# Assignment
Where the word "JSON" occurs in a line of the data, return the whole line.

++++ The input ++++

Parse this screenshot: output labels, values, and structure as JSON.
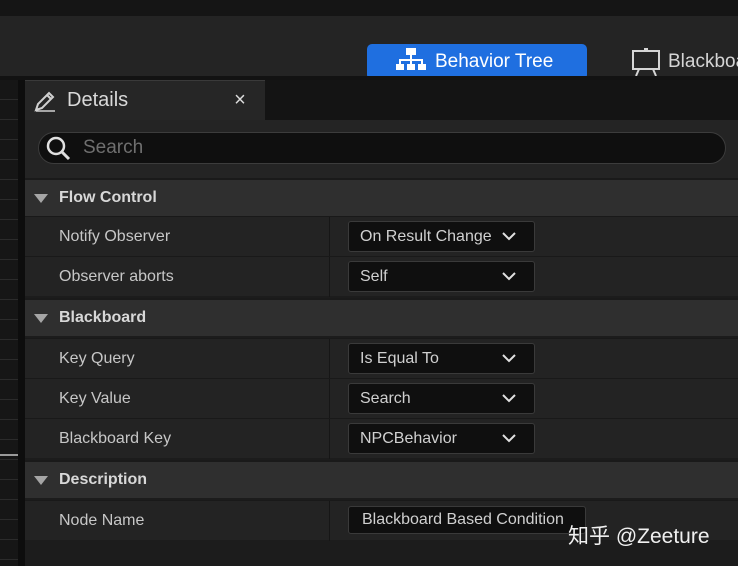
{
  "toolbar": {
    "behavior_tree_tab": "Behavior Tree",
    "blackboard_tab": "Blackboard"
  },
  "details": {
    "title": "Details",
    "close_glyph": "×",
    "search": {
      "placeholder": "Search",
      "value": ""
    }
  },
  "sections": [
    {
      "label": "Flow Control",
      "properties": [
        {
          "label": "Notify Observer",
          "value": "On Result Change",
          "widget": "dropdown"
        },
        {
          "label": "Observer aborts",
          "value": "Self",
          "widget": "dropdown"
        }
      ]
    },
    {
      "label": "Blackboard",
      "properties": [
        {
          "label": "Key Query",
          "value": "Is Equal To",
          "widget": "dropdown"
        },
        {
          "label": "Key Value",
          "value": "Search",
          "widget": "dropdown"
        },
        {
          "label": "Blackboard Key",
          "value": "NPCBehavior",
          "widget": "dropdown"
        }
      ]
    },
    {
      "label": "Description",
      "properties": [
        {
          "label": "Node Name",
          "value": "Blackboard Based Condition",
          "widget": "text"
        }
      ]
    }
  ],
  "watermark": "知乎 @Zeeture",
  "icons": {
    "behavior_tree": "behavior-tree-icon",
    "blackboard": "blackboard-icon",
    "details": "details-pencil-icon",
    "search": "search-icon",
    "section_arrow": "triangle-down-icon",
    "dropdown": "chevron-down-icon"
  },
  "colors": {
    "accent": "#1f6fe0",
    "panel": "#232323",
    "section": "#2f2f2f",
    "field": "#0f0f0f"
  }
}
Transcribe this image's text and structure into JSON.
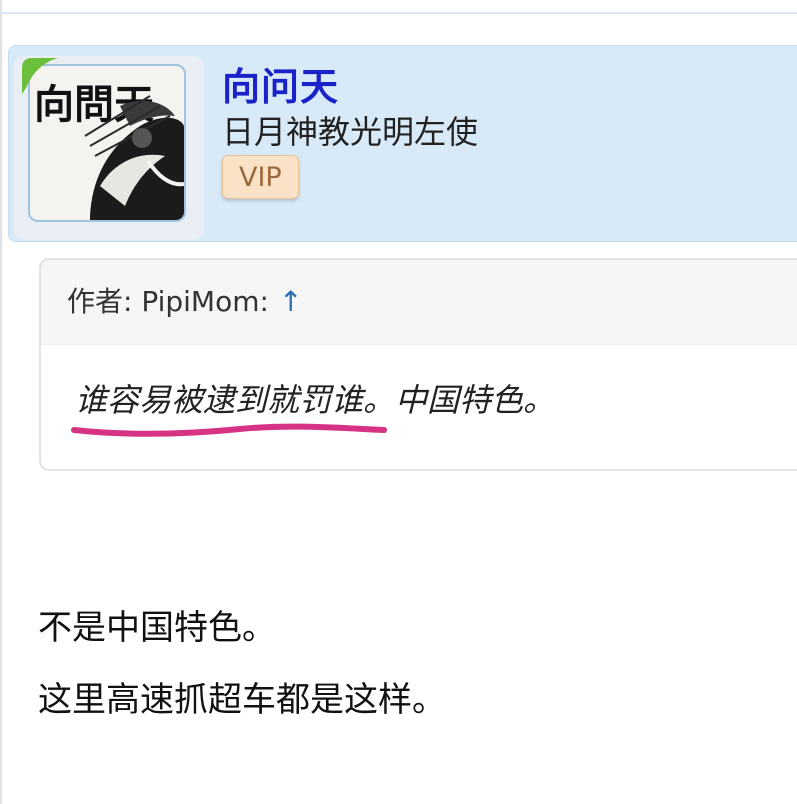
{
  "user": {
    "name": "向问天",
    "title": "日月神教光明左使",
    "badge": "VIP",
    "avatar_alt": "向問天"
  },
  "quote": {
    "author_label": "作者: PipiMom:",
    "arrow": "↑",
    "text": "谁容易被逮到就罚谁。中国特色。"
  },
  "reply": {
    "lines": [
      "不是中国特色。",
      "这里高速抓超车都是这样。"
    ]
  },
  "colors": {
    "username": "#1a23c8",
    "card_bg": "#d8eaf8",
    "vip_bg": "#fbe1c6",
    "underline": "#d63384",
    "arrow": "#2a6fb3"
  }
}
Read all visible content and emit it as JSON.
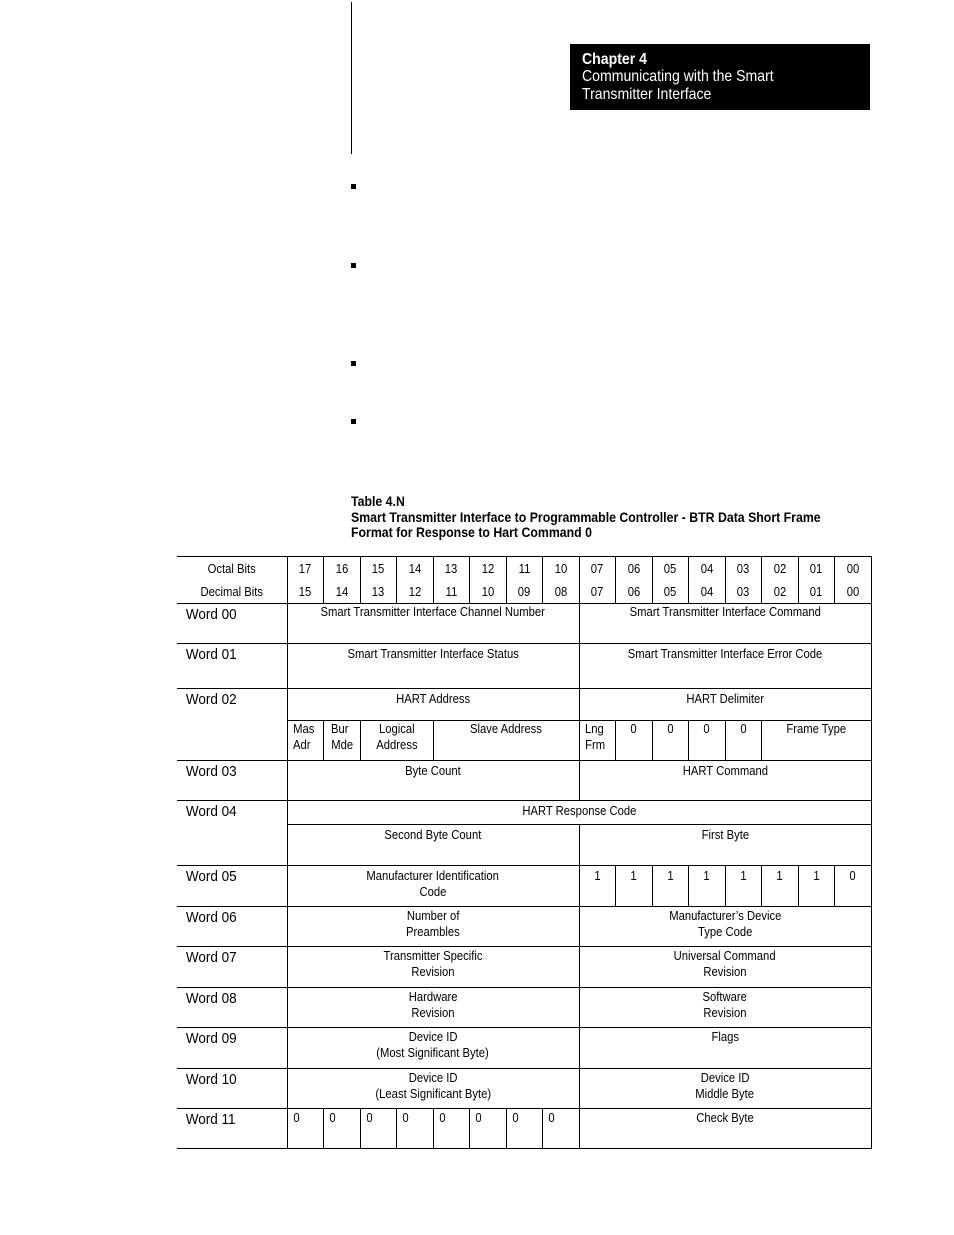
{
  "header": {
    "chapter": "Chapter 4",
    "subtitle_line1": "Communicating with the Smart",
    "subtitle_line2": "Transmitter Interface"
  },
  "table": {
    "number": "Table 4.N",
    "title_line1": "Smart Transmitter Interface to Programmable Controller - BTR Data Short Frame",
    "title_line2": "Format for Response to Hart Command 0",
    "octal_label": "Octal Bits",
    "decimal_label": "Decimal Bits",
    "octal_bits": [
      "17",
      "16",
      "15",
      "14",
      "13",
      "12",
      "11",
      "10",
      "07",
      "06",
      "05",
      "04",
      "03",
      "02",
      "01",
      "00"
    ],
    "decimal_bits": [
      "15",
      "14",
      "13",
      "12",
      "11",
      "10",
      "09",
      "08",
      "07",
      "06",
      "05",
      "04",
      "03",
      "02",
      "01",
      "00"
    ],
    "words": {
      "w00": {
        "label": "Word 00",
        "high": "Smart Transmitter Interface Channel Number",
        "low": "Smart Transmitter Interface Command"
      },
      "w01": {
        "label": "Word 01",
        "high": "Smart Transmitter Interface Status",
        "low": "Smart Transmitter Interface Error Code"
      },
      "w02": {
        "label": "Word 02",
        "high": "HART Address",
        "low": "HART Delimiter",
        "high_sub": {
          "mas_l1": "Mas",
          "mas_l2": "Adr",
          "bur_l1": "Bur",
          "bur_l2": "Mde",
          "log_l1": "Logical",
          "log_l2": "Address",
          "slave": "Slave Address"
        },
        "low_sub": {
          "lng_l1": "Lng",
          "lng_l2": "Frm",
          "bits": [
            "0",
            "0",
            "0",
            "0"
          ],
          "frame": "Frame Type"
        }
      },
      "w03": {
        "label": "Word 03",
        "high": "Byte Count",
        "low": "HART Command"
      },
      "w04": {
        "label": "Word 04",
        "full": "HART Response Code",
        "high": "Second Byte Count",
        "low": "First Byte"
      },
      "w05": {
        "label": "Word 05",
        "high_l1": "Manufacturer Identification",
        "high_l2": "Code",
        "low_bits": [
          "1",
          "1",
          "1",
          "1",
          "1",
          "1",
          "1",
          "0"
        ]
      },
      "w06": {
        "label": "Word 06",
        "high_l1": "Number of",
        "high_l2": "Preambles",
        "low_l1": "Manufacturer’s Device",
        "low_l2": "Type Code"
      },
      "w07": {
        "label": "Word 07",
        "high_l1": "Transmitter Specific",
        "high_l2": "Revision",
        "low_l1": "Universal Command",
        "low_l2": "Revision"
      },
      "w08": {
        "label": "Word 08",
        "high_l1": "Hardware",
        "high_l2": "Revision",
        "low_l1": "Software",
        "low_l2": "Revision"
      },
      "w09": {
        "label": "Word 09",
        "high_l1": "Device ID",
        "high_l2": "(Most Significant Byte)",
        "low": "Flags"
      },
      "w10": {
        "label": "Word 10",
        "high_l1": "Device ID",
        "high_l2": "(Least Significant Byte)",
        "low_l1": "Device ID",
        "low_l2": "Middle Byte"
      },
      "w11": {
        "label": "Word 11",
        "high_bits": [
          "0",
          "0",
          "0",
          "0",
          "0",
          "0",
          "0",
          "0"
        ],
        "low": "Check Byte"
      }
    }
  }
}
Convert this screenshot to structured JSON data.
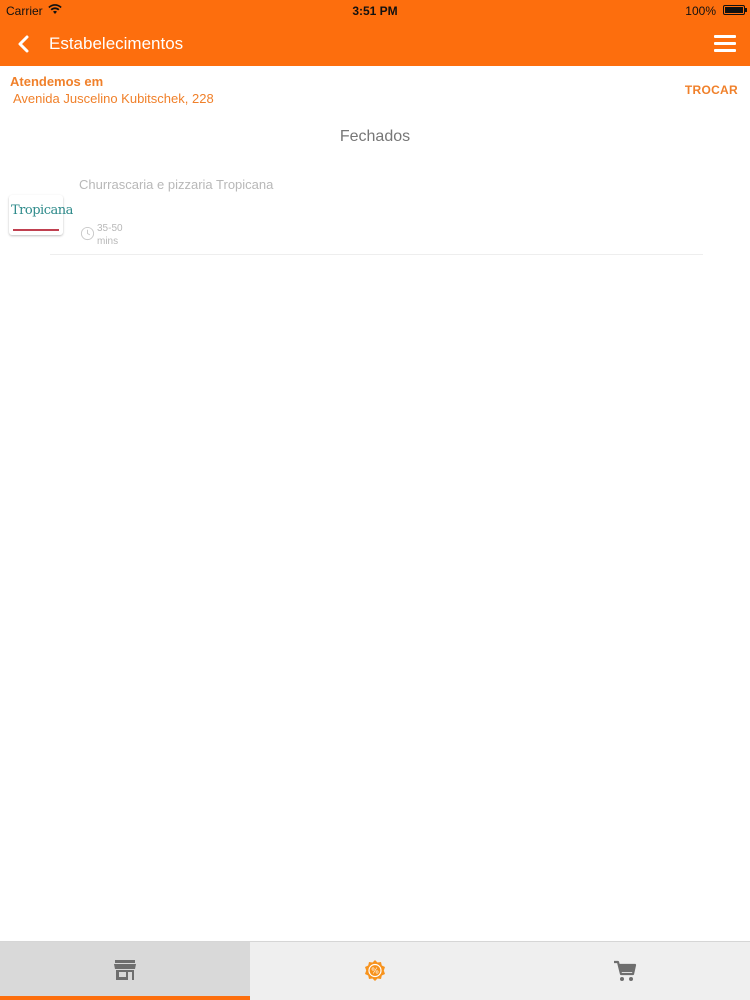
{
  "status_bar": {
    "carrier": "Carrier",
    "time": "3:51 PM",
    "battery": "100%"
  },
  "nav": {
    "title": "Estabelecimentos",
    "back_icon": "chevron-left-icon",
    "menu_icon": "hamburger-menu-icon"
  },
  "address": {
    "label": "Atendemos em",
    "value": "Avenida Juscelino Kubitschek, 228",
    "change_label": "TROCAR"
  },
  "section": {
    "title": "Fechados"
  },
  "stores": [
    {
      "name": "Churrascaria e pizzaria Tropicana",
      "logo_text": "Tropicana",
      "time_range": "35-50",
      "time_unit": "mins"
    }
  ],
  "tabs": [
    {
      "icon": "store-icon",
      "active": true
    },
    {
      "icon": "discount-badge-icon",
      "active": false
    },
    {
      "icon": "cart-icon",
      "active": false
    }
  ],
  "colors": {
    "primary": "#fd6e0d",
    "accent_text": "#f0802a"
  }
}
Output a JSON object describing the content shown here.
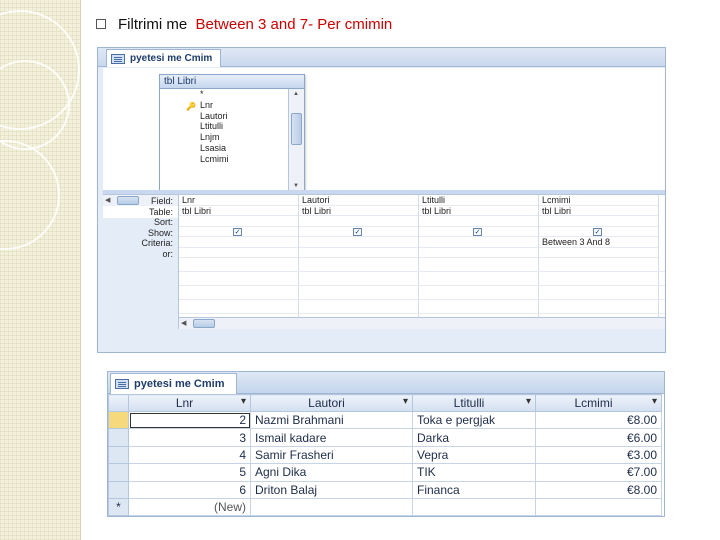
{
  "slide": {
    "heading_plain": "Filtrimi me",
    "heading_accent": "Between 3 and 7- Per cmimin"
  },
  "design_view": {
    "tab_title": "pyetesi me Cmim",
    "field_list": {
      "title": "tbl Libri",
      "items": [
        "*",
        "Lnr",
        "Lautori",
        "Ltitulli",
        "Lnjm",
        "Lsasia",
        "Lcmimi"
      ],
      "key_item_index": 1
    },
    "row_labels": [
      "Field:",
      "Table:",
      "Sort:",
      "Show:",
      "Criteria:",
      "or:"
    ],
    "columns": [
      {
        "field": "Lnr",
        "table": "tbl Libri",
        "sort": "",
        "show": true,
        "criteria": ""
      },
      {
        "field": "Lautori",
        "table": "tbl Libri",
        "sort": "",
        "show": true,
        "criteria": ""
      },
      {
        "field": "Ltitulli",
        "table": "tbl Libri",
        "sort": "",
        "show": true,
        "criteria": ""
      },
      {
        "field": "Lcmimi",
        "table": "tbl Libri",
        "sort": "",
        "show": true,
        "criteria": "Between 3 And 8"
      }
    ]
  },
  "datasheet": {
    "tab_title": "pyetesi me Cmim",
    "headers": [
      "Lnr",
      "Lautori",
      "Ltitulli",
      "Lcmimi"
    ],
    "rows": [
      {
        "lnr": "2",
        "lautori": "Nazmi Brahmani",
        "ltitulli": "Toka e pergjak",
        "lcmimi": "€8.00"
      },
      {
        "lnr": "3",
        "lautori": "Ismail kadare",
        "ltitulli": "Darka",
        "lcmimi": "€6.00"
      },
      {
        "lnr": "4",
        "lautori": "Samir Frasheri",
        "ltitulli": "Vepra",
        "lcmimi": "€3.00"
      },
      {
        "lnr": "5",
        "lautori": "Agni Dika",
        "ltitulli": "TIK",
        "lcmimi": "€7.00"
      },
      {
        "lnr": "6",
        "lautori": "Driton Balaj",
        "ltitulli": "Financa",
        "lcmimi": "€8.00"
      }
    ],
    "new_row_marker": "*",
    "new_row_label": "(New)"
  }
}
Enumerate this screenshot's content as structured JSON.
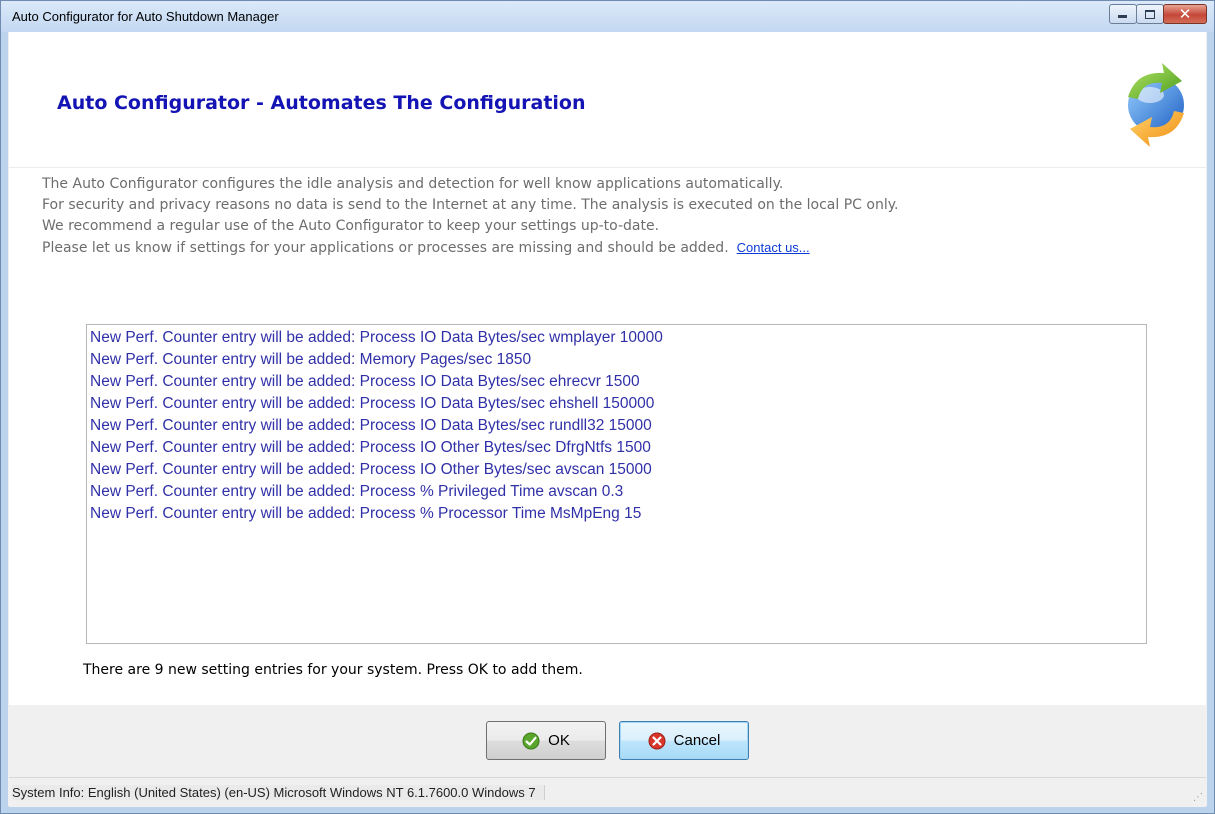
{
  "window": {
    "title": "Auto Configurator for Auto Shutdown Manager",
    "minimize": "",
    "maximize": "",
    "close": "✕"
  },
  "header": {
    "title": "Auto Configurator - Automates The Configuration",
    "logo_icon": "refresh-arrows-icon"
  },
  "intro": {
    "lines": [
      "The Auto Configurator configures the idle analysis and detection for well know applications automatically.",
      "For security and privacy reasons no data is send to the Internet  at any time. The analysis is executed on the local PC only.",
      "We recommend a regular use of the Auto Configurator to keep your settings up-to-date.",
      "Please let us know if settings for your applications or processes are missing and should be added."
    ],
    "contact_link": "Contact us..."
  },
  "entries": [
    "New Perf. Counter entry will be added: Process IO Data Bytes/sec wmplayer 10000",
    "New Perf. Counter entry will be added: Memory Pages/sec  1850",
    "New Perf. Counter entry will be added: Process IO Data Bytes/sec ehrecvr 1500",
    "New Perf. Counter entry will be added: Process IO Data Bytes/sec ehshell 150000",
    "New Perf. Counter entry will be added: Process IO Data Bytes/sec rundll32 15000",
    "New Perf. Counter entry will be added: Process IO Other Bytes/sec DfrgNtfs 1500",
    "New Perf. Counter entry will be added: Process IO Other Bytes/sec avscan 15000",
    "New Perf. Counter entry will be added: Process % Privileged Time avscan 0.3",
    "New Perf. Counter entry will be added: Process % Processor Time MsMpEng 15"
  ],
  "summary": "There are 9 new setting entries for your system. Press OK to add them.",
  "buttons": {
    "ok": "OK",
    "cancel": "Cancel",
    "ok_icon": "checkmark-icon",
    "cancel_icon": "close-circle-icon"
  },
  "status": {
    "text": "System Info:   English (United States) (en-US)  Microsoft Windows NT 6.1.7600.0 Windows 7"
  },
  "colors": {
    "header_title": "#1414b4",
    "list_text": "#3030a8",
    "link": "#0b3bd6",
    "intro_text": "#6d6d6d"
  }
}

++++

# Response to the task
Parse this screenshot: output labels, values, and structure as JSON.
Transcribe this image's text and structure into JSON.
Read all visible content and emit it as JSON.
Convert this screenshot to structured JSON data.
Output a JSON object describing the content shown here.
Enumerate this screenshot's content as structured JSON.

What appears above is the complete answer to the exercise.